▸ Activity:
Needed from the data below: all lines that contain the word "Albefrt".

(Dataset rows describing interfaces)
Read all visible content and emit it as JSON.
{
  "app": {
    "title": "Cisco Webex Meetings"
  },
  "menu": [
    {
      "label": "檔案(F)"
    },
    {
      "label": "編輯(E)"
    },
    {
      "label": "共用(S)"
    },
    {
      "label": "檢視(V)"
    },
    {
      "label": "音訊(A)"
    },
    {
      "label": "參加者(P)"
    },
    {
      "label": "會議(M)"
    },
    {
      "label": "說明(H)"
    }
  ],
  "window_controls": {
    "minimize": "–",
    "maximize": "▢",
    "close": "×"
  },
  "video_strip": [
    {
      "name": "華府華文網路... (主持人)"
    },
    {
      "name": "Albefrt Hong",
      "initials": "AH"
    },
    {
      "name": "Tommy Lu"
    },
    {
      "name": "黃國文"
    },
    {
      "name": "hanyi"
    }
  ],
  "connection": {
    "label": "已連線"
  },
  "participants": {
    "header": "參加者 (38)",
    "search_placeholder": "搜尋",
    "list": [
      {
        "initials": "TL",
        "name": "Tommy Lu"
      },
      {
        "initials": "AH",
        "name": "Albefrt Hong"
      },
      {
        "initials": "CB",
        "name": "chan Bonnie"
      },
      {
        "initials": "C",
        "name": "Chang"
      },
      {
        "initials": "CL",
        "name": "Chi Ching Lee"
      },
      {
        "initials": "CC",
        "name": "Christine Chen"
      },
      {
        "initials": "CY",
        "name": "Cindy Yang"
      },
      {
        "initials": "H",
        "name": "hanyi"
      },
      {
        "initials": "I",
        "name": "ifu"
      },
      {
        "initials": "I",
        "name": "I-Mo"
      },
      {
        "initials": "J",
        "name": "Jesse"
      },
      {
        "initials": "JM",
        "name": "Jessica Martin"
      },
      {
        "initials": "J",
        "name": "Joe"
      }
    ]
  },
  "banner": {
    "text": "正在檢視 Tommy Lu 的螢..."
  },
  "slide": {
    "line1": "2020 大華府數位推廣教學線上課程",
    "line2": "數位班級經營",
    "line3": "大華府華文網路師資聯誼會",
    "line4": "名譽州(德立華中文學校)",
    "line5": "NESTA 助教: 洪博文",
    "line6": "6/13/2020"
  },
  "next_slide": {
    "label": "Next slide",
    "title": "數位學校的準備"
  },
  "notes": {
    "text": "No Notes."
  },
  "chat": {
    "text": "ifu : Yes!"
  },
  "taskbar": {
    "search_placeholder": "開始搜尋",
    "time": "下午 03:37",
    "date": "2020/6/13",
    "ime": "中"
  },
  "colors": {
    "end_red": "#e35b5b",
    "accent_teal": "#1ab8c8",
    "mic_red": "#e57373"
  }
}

▸ Exercise solution:
      "name": "Albefrt Hong",
        "name": "Albefrt Hong"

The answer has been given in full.